About this task
Lines from the listing below that contain the string "JSON" are to be reported.

Extracted data
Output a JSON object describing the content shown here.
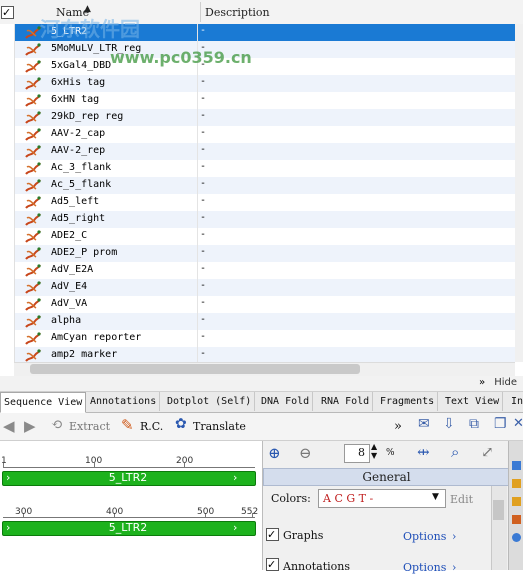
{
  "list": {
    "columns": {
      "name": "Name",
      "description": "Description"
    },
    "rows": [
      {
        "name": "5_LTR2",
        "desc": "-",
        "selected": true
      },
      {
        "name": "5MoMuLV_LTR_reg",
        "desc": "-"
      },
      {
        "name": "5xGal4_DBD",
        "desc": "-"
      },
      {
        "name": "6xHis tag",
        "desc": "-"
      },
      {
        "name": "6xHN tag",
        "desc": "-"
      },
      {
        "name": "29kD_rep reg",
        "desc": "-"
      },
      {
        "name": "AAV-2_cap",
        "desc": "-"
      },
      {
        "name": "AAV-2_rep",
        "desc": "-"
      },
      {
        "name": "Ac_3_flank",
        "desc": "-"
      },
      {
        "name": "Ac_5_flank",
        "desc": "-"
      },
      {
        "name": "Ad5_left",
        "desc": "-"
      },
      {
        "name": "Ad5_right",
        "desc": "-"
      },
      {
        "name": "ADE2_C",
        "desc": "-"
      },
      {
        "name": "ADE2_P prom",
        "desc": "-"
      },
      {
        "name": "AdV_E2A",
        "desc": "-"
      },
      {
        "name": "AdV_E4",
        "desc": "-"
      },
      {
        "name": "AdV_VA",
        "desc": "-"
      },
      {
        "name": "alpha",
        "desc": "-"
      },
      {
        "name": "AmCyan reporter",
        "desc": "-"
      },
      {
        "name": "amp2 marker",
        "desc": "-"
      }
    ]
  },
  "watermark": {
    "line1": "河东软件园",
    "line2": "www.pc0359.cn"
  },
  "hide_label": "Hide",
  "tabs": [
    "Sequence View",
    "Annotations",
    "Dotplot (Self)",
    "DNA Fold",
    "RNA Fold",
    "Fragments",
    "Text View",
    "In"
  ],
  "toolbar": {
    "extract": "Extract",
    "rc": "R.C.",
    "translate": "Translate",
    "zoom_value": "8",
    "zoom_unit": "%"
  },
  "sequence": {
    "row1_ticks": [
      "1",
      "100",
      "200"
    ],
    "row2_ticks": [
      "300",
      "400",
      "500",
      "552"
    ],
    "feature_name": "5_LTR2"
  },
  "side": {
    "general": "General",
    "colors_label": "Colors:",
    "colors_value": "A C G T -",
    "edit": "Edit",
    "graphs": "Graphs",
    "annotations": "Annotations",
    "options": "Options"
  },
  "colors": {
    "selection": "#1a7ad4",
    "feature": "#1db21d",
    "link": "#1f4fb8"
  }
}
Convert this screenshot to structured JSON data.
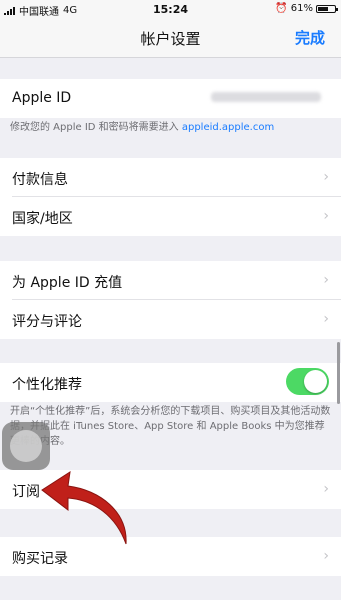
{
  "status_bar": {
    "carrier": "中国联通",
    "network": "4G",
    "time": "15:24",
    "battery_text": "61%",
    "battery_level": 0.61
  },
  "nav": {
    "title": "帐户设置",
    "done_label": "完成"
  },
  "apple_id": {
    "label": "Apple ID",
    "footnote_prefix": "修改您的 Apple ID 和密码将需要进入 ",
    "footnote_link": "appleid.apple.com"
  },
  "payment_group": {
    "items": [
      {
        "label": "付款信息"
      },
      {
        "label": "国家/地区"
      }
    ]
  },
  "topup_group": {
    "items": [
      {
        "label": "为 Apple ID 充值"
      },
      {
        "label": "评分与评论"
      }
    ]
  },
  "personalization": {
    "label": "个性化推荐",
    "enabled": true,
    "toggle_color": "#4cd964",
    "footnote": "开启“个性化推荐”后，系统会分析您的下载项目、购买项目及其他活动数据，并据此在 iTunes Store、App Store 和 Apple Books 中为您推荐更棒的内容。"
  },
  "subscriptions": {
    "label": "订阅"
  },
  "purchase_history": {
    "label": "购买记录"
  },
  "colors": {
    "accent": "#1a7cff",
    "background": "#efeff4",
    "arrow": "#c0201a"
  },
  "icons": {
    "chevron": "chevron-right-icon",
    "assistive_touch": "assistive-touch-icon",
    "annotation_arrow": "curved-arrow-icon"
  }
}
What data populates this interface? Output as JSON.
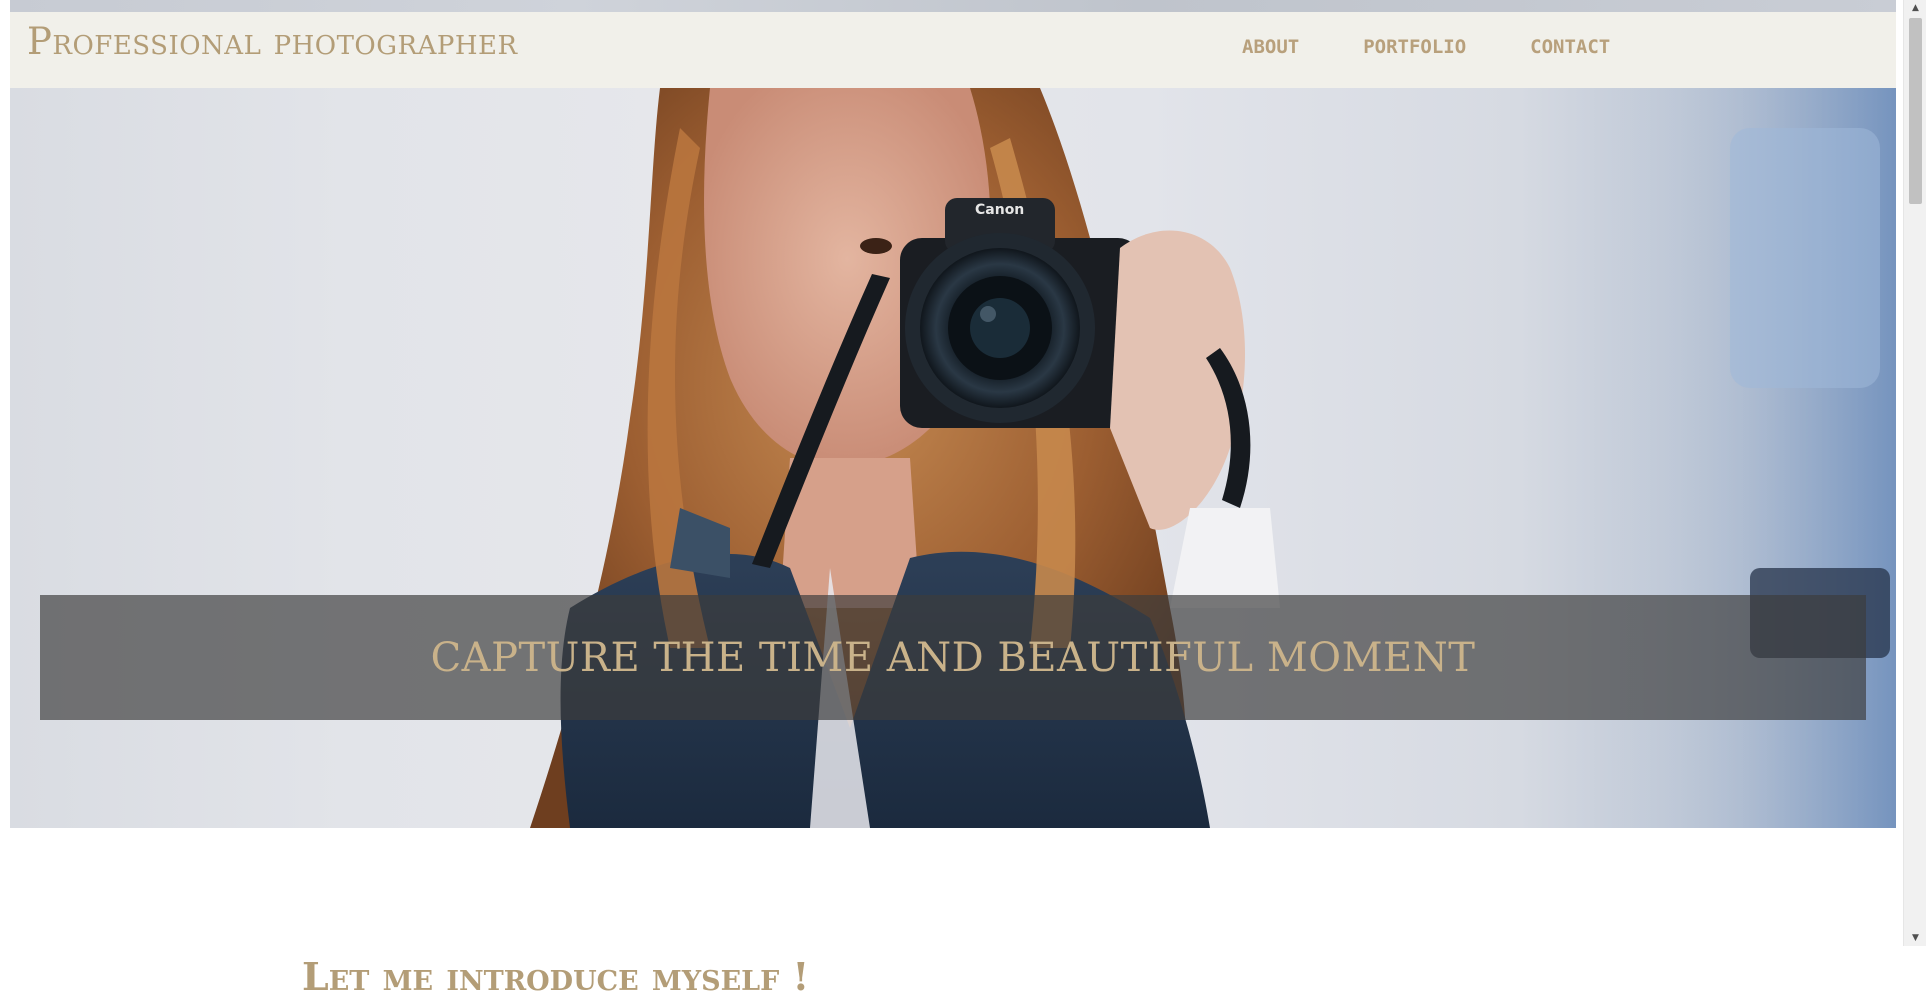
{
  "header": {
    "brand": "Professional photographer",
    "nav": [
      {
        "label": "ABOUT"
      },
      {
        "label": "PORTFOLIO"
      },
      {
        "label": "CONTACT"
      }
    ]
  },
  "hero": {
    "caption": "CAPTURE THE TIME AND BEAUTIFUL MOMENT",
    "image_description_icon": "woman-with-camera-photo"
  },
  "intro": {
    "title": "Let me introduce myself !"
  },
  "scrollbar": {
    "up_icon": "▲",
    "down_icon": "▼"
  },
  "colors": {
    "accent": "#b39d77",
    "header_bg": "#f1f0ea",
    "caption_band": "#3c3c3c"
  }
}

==

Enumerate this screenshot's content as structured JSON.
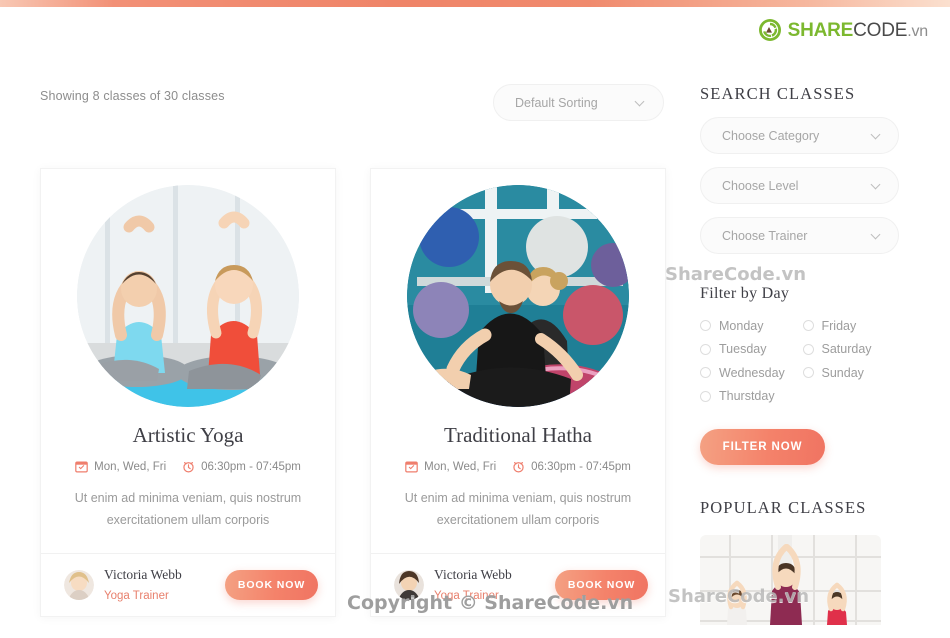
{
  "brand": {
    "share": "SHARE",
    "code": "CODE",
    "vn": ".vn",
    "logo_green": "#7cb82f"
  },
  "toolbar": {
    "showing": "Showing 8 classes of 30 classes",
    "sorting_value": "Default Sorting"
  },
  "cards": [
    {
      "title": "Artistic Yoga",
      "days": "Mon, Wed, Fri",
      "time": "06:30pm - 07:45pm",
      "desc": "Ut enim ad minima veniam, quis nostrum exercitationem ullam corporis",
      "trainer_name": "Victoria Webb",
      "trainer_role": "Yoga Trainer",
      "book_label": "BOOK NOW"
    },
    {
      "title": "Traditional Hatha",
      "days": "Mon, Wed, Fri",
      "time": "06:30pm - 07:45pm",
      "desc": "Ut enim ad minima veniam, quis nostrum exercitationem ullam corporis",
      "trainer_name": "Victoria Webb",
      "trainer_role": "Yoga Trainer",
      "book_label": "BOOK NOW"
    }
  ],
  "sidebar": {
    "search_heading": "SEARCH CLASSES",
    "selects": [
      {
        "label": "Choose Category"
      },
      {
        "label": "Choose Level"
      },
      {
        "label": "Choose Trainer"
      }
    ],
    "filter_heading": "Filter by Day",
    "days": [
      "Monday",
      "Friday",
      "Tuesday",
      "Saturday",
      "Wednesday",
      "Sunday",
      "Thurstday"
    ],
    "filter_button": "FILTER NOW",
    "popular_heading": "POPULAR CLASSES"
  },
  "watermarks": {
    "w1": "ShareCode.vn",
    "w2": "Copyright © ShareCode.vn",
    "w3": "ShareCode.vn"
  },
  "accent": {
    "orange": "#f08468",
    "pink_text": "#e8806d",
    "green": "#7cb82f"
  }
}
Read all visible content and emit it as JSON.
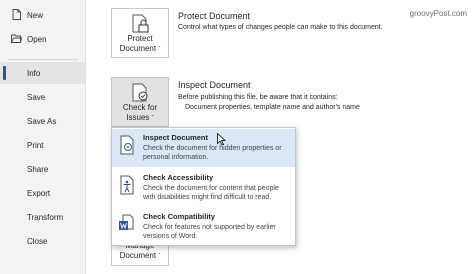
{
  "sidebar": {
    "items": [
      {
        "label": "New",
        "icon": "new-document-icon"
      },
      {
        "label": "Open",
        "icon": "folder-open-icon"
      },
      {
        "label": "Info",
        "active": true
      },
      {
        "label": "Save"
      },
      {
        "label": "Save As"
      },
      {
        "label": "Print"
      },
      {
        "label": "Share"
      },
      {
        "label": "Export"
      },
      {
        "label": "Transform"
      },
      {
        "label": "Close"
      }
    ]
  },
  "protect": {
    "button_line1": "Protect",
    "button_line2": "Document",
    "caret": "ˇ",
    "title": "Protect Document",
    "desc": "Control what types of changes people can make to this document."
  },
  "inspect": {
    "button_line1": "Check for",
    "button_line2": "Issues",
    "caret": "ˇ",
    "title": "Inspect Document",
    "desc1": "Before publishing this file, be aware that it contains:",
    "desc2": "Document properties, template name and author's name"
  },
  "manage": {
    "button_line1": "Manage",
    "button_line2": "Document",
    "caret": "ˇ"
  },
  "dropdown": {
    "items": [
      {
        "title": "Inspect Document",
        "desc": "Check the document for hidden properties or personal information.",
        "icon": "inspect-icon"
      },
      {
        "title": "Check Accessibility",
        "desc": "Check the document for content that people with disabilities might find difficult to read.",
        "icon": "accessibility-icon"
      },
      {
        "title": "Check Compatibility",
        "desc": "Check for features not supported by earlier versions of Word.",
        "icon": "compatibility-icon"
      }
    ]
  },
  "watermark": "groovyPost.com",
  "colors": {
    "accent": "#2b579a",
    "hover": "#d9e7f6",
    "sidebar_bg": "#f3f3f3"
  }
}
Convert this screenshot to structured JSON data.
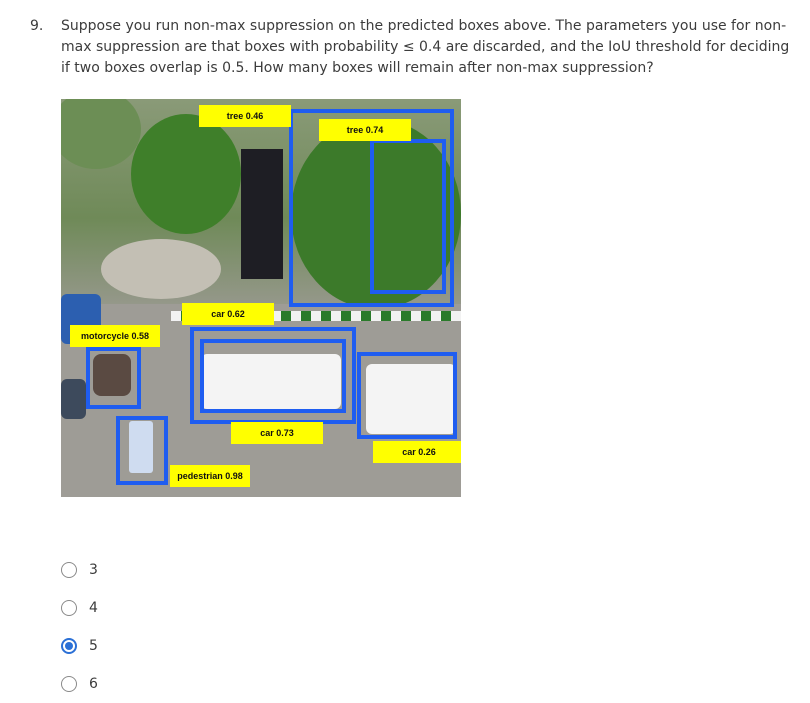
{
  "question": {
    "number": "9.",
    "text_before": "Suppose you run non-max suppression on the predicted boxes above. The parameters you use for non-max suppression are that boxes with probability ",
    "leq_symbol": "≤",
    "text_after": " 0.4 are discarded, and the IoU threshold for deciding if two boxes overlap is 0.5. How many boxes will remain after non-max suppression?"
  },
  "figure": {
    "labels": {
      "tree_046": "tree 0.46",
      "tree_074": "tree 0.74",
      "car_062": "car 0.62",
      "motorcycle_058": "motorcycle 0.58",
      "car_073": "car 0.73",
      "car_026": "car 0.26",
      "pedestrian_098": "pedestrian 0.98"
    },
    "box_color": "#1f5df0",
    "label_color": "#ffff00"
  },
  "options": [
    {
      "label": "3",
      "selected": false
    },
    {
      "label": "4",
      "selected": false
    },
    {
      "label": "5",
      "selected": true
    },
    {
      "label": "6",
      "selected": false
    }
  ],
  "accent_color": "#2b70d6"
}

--

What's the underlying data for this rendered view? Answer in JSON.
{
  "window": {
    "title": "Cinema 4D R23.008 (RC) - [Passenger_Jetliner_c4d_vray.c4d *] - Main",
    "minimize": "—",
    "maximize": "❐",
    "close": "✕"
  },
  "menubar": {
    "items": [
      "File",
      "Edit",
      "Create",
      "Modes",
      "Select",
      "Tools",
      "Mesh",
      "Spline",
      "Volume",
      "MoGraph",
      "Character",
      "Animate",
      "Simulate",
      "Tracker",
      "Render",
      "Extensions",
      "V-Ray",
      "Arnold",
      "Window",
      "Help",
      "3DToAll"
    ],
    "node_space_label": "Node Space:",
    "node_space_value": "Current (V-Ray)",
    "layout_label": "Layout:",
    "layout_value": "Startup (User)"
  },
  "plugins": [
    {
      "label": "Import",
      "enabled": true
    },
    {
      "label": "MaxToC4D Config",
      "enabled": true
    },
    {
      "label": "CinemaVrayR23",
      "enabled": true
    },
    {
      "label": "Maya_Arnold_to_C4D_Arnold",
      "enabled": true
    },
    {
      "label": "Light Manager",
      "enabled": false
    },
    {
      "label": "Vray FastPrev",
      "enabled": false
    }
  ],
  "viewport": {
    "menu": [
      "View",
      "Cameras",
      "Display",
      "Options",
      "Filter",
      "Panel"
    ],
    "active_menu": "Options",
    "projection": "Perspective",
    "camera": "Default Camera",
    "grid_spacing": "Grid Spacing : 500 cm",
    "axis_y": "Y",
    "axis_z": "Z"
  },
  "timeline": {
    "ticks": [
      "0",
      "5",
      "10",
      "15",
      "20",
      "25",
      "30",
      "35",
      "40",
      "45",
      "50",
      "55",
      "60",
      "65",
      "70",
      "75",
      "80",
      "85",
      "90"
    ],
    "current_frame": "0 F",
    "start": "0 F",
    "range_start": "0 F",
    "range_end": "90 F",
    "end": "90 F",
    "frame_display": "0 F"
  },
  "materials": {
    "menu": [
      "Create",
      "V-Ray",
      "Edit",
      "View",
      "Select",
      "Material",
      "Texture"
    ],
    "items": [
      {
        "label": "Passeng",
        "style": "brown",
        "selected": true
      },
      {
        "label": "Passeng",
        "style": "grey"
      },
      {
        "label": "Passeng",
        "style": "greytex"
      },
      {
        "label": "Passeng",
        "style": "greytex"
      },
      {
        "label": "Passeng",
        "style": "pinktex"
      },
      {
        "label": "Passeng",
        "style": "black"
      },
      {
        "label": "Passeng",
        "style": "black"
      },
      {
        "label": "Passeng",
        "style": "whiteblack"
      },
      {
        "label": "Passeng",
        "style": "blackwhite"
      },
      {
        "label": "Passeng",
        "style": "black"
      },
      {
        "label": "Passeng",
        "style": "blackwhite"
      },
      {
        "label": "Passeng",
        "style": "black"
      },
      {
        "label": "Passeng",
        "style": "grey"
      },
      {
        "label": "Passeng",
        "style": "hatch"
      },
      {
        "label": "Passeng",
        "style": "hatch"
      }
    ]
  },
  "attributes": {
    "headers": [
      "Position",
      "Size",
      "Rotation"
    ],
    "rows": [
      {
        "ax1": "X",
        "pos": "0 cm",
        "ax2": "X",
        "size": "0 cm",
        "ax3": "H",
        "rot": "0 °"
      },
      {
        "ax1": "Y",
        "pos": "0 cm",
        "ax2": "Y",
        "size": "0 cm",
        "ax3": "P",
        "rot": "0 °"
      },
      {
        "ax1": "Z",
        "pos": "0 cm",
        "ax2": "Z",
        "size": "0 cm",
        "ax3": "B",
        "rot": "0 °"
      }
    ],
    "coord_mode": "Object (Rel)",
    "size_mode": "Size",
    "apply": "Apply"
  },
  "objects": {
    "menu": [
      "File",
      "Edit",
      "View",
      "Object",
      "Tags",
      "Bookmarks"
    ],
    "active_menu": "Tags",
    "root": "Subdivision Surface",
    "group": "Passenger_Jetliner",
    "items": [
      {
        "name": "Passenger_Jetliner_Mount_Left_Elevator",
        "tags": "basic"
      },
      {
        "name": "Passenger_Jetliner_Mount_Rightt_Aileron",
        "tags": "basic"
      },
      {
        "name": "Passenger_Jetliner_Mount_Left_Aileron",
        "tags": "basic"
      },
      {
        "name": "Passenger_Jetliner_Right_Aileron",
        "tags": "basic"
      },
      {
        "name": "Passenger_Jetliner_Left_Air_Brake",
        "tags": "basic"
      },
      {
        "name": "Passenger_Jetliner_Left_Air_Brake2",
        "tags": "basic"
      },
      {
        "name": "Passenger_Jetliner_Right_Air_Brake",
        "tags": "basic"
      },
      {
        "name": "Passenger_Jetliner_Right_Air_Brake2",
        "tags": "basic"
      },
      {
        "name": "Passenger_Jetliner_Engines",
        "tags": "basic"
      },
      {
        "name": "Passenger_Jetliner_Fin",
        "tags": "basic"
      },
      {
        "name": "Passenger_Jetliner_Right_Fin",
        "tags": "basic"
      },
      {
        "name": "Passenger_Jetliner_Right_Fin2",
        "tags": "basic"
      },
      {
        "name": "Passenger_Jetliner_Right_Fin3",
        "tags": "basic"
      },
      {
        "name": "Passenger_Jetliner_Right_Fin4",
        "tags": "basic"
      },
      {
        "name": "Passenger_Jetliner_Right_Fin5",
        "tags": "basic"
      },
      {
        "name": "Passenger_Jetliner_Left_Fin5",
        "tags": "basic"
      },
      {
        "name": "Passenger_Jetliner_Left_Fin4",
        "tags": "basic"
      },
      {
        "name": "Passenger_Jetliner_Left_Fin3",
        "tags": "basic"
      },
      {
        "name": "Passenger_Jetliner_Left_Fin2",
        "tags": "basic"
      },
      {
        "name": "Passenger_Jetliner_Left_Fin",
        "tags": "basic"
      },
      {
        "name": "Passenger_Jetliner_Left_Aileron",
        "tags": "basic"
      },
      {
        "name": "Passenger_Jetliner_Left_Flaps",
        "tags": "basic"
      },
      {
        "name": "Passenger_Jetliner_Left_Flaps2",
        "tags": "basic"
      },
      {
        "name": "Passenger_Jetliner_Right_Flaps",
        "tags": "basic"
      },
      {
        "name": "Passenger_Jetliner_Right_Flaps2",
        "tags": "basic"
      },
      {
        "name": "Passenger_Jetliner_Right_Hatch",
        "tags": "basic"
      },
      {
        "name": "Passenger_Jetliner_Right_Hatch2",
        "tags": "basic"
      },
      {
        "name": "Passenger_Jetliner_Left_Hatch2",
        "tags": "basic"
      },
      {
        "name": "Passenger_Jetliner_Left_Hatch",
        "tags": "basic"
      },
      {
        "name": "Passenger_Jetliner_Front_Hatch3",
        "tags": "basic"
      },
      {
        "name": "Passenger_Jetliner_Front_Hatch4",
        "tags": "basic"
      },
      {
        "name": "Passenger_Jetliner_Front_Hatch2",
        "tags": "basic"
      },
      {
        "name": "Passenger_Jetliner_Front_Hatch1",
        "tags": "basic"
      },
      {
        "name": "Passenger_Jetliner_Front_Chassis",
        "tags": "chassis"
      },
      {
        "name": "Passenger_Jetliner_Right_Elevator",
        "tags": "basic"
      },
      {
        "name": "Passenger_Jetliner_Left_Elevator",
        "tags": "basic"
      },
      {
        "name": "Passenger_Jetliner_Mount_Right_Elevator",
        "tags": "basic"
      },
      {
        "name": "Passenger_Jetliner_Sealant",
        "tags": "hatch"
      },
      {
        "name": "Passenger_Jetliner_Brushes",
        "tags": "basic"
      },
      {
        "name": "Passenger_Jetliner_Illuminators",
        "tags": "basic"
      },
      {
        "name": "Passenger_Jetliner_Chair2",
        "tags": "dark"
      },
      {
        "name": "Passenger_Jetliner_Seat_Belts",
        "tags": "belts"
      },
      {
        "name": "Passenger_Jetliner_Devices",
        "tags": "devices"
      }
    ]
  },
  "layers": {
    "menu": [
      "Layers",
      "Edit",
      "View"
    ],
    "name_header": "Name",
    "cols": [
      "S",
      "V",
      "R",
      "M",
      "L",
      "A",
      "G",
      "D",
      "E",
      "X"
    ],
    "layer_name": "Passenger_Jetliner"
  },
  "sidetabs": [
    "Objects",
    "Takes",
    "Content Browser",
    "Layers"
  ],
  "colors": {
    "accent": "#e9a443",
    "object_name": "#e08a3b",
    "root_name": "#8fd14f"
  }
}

Result
Output a JSON object describing the content shown here.
Convert this screenshot to structured JSON data.
What data populates this interface? Output as JSON.
Enumerate this screenshot's content as structured JSON.
Read all visible content and emit it as JSON.
Convert this screenshot to structured JSON data.
What's the underlying data for this rendered view? Answer in JSON.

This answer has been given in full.